    2017-06-05

    The purpose of this study was to investigate the Maillard reaction between polysaccharides and proteins from longan pulp and the effects of reaction on their in vitro activities. The polysaccharide-protein mixtures of fresh longan pulp (LPPMs) were co-prepared by an alkali extraction-acid precipitation method. They were then dry-heated under controlled conditions for monitoring the characterization of the Maillard reaction by the measurement of the free amino group content, ultraviolet-visible spectrum, Fourier transform infrared spectrum and molecular weight distribution. All the physicochemical analyses indicated the development of the Maillard reaction between polysaccharides and proteins. The in vitro activity evaluation indicated that the Maillard reaction could effectively enhance the antioxidant, antitumor and immunostimulating activities of LPPMs. The enhancement of 1,1-diphenyl-2-picrylhydrazyl radical scavenging activity and ferric reducing antioxidant power displayed both a positive correlation with the reaction time ( p Maillard-type intermacromolecular interaction is suggested to be an effective and controllable method for improving the functional activities of polysaccharides and proteins from longan pulp.

  19. Temperature dependent halogen activation by N2O5 reactions on halide-doped ice surfaces

    Directory of Open Access Journals (Sweden)

    J. A. Thornton

    2012-06-01

    Full Text Available We examined the reaction of N2O5 on frozen halide salt solutions as a function of temperature and composition using a coated wall flow tube technique coupled to a chemical ionization mass spectrometer (CIMS. The molar yield of photo-labile halogen compounds was near unity for almost all conditions studied, with the observed reaction products being nitryl chloride (ClNO2 and/or molecular bromine (Br2. The relative yield of ClNO2 and Br2 depended on the ratio of bromide to chloride ions in the solutions used to form the ice. At a bromide to chloride ion molar ratio greater than 1/30 in the starting solution, Br2 was the dominant product otherwise ClNO2 was primarily produced on these near pH-neutral brines. We demonstrate that the competition between chlorine and bromine activation is a function of the ice/brine temperature presumably due to the preferential precipitation of NaCl hydrates from the brine below 250 K. Our results provide new experimental confirmation that the chemical environment of the brine layer changes with temperature and that these changes can directly affect multiphase chemistry.

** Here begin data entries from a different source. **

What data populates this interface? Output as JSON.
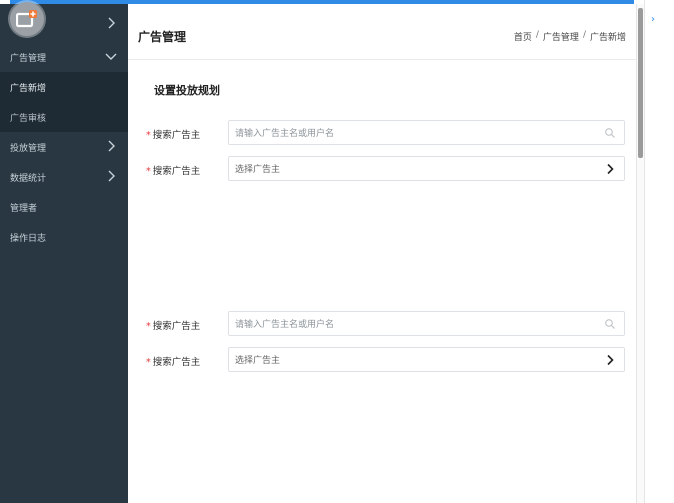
{
  "sidebar": {
    "items": [
      {
        "label": "",
        "has_chevron": true,
        "chevron": "chevron-right"
      },
      {
        "label": "广告管理",
        "has_chevron": true,
        "chevron": "chevron-down"
      },
      {
        "label": "广告新增",
        "sub": true
      },
      {
        "label": "广告审核",
        "sub": true
      },
      {
        "label": "投放管理",
        "has_chevron": true,
        "chevron": "chevron-right"
      },
      {
        "label": "数据统计",
        "has_chevron": true,
        "chevron": "chevron-right"
      },
      {
        "label": "管理者"
      },
      {
        "label": "操作日志"
      }
    ]
  },
  "header": {
    "title": "广告管理",
    "breadcrumb": [
      "首页",
      "广告管理",
      "广告新增"
    ],
    "separator": "/"
  },
  "form": {
    "section_title": "设置投放规划",
    "rows": [
      {
        "label": "搜索广告主",
        "required": true,
        "type": "search",
        "placeholder": "请输入广告主名或用户名"
      },
      {
        "label": "搜索广告主",
        "required": true,
        "type": "select",
        "placeholder": "选择广告主"
      },
      {
        "label": "搜索广告主",
        "required": true,
        "type": "search",
        "placeholder": "请输入广告主名或用户名"
      },
      {
        "label": "搜索广告主",
        "required": true,
        "type": "select",
        "placeholder": "选择广告主"
      }
    ]
  },
  "colors": {
    "sidebar_bg": "#283742",
    "submenu_bg": "#1f2b34",
    "accent": "#2f8be6",
    "required": "#e4393c"
  },
  "icons": {
    "logo": "app-logo-icon",
    "search": "search-icon",
    "select": "chevron-right-icon",
    "expand": "chevron-right-icon"
  },
  "right_pane": {
    "arrow": "›"
  }
}
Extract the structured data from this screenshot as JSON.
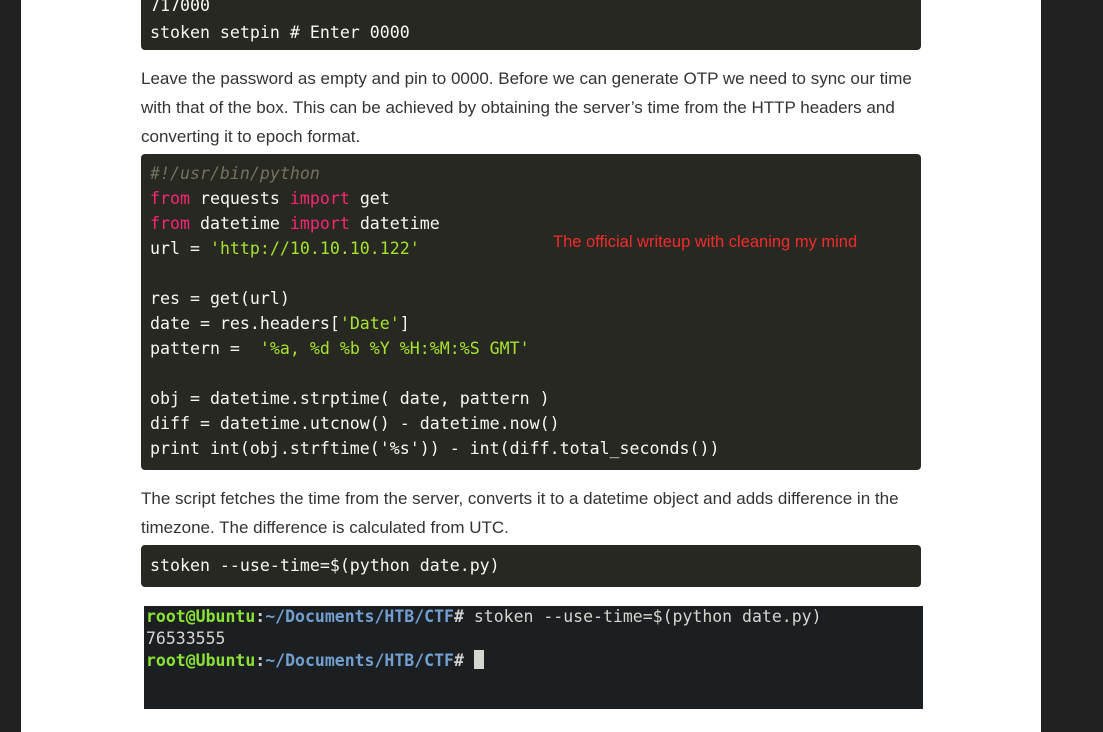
{
  "code_block_1": {
    "lines": [
      "717000",
      "stoken setpin # Enter 0000"
    ]
  },
  "paragraph_1": "Leave the password as empty and pin to 0000. Before we can generate OTP we need to sync our time with that of the box. This can be achieved by obtaining the server’s time from the HTTP headers and converting it to epoch format.",
  "code_block_2": {
    "shebang": "#!/usr/bin/python",
    "kw_from": "from",
    "kw_import": "import",
    "l2_mod": " requests ",
    "l2_name": " get",
    "l3_mod": " datetime ",
    "l3_name": " datetime",
    "l4_pre": "url = ",
    "l4_str": "'http://10.10.10.122'",
    "l6": "res = get(url)",
    "l7_pre": "date = res.headers[",
    "l7_str": "'Date'",
    "l7_post": "]",
    "l8_pre": "pattern =  ",
    "l8_str": "'%a, %d %b %Y %H:%M:%S GMT'",
    "l10": "obj = datetime.strptime( date, pattern )",
    "l11": "diff = datetime.utcnow() - datetime.now()",
    "l12": "print int(obj.strftime('%s')) - int(diff.total_seconds())"
  },
  "watermark": "The official writeup with cleaning my mind",
  "paragraph_2": "The script fetches the time from the server, converts it to a datetime object and adds difference in the timezone. The difference is calculated from UTC.",
  "code_block_3": {
    "line": "stoken --use-time=$(python date.py)"
  },
  "terminal": {
    "user_host": "root@Ubuntu",
    "sep": ":",
    "path": "~/Documents/HTB/CTF",
    "hash": "#",
    "command": " stoken --use-time=$(python date.py)",
    "output": "76533555"
  }
}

These findings have implications for modeling air-snow-ice interactions in polar regions and likely in polluted mid-latitude regions during winter as well.

  20. Screening of catalytic oxygen reduction reaction activity of metal-doped graphene by density functional theory

    International Nuclear Information System (INIS)

    Chen, Xin; Chen, Shuangjing; Wang, Jinyu

    2016-01-01

    Highlights: • The screened M-G structures are very thermodynamically stable, and the stability is even higher than that of the corresponding bulk metal surfaces. • The binding energies of ORR intermediates suggest that they are not linear dependence, which are different form the cases found on some metal-based catalysts. • The Au-, Co-, and Ag-G structures could be used as the ORR catalysts. - Abstract: Graphene doping is a promising direction for developing effective oxygen reduction reaction (ORR) catalysts. In this paper, we computationally investigated the ORR performance of 10 kinds of metal-doped graphene (M-G) catalysts, namely, Al-, Si-, Mn-, Fe-, Co-, Ni-, Pd-, Ag-, Pt-, and Au-G. The results shown that the binding energies of the metal atoms incorporated into the graphene vacancy are higher than their bulk cohesive energies, indicating the formed M-G catalysts are even more stable than the corresponding bulk metal surfaces, and thus avoid the metals dissolution in the reaction environment. We demonstrated that the linear relation among the binding energies of the ORR intermediates that found on metal-based materials does not hold for the M-G catalysts, therefore a single binding energy of intermediate alone is not sufficient to evaluate the ORR activity of an arbitrary catalyst. By analysis of the detailed ORR processes, we predicted that the Au-, Co-, and Ag-G materials can be used as the ORR catalysts.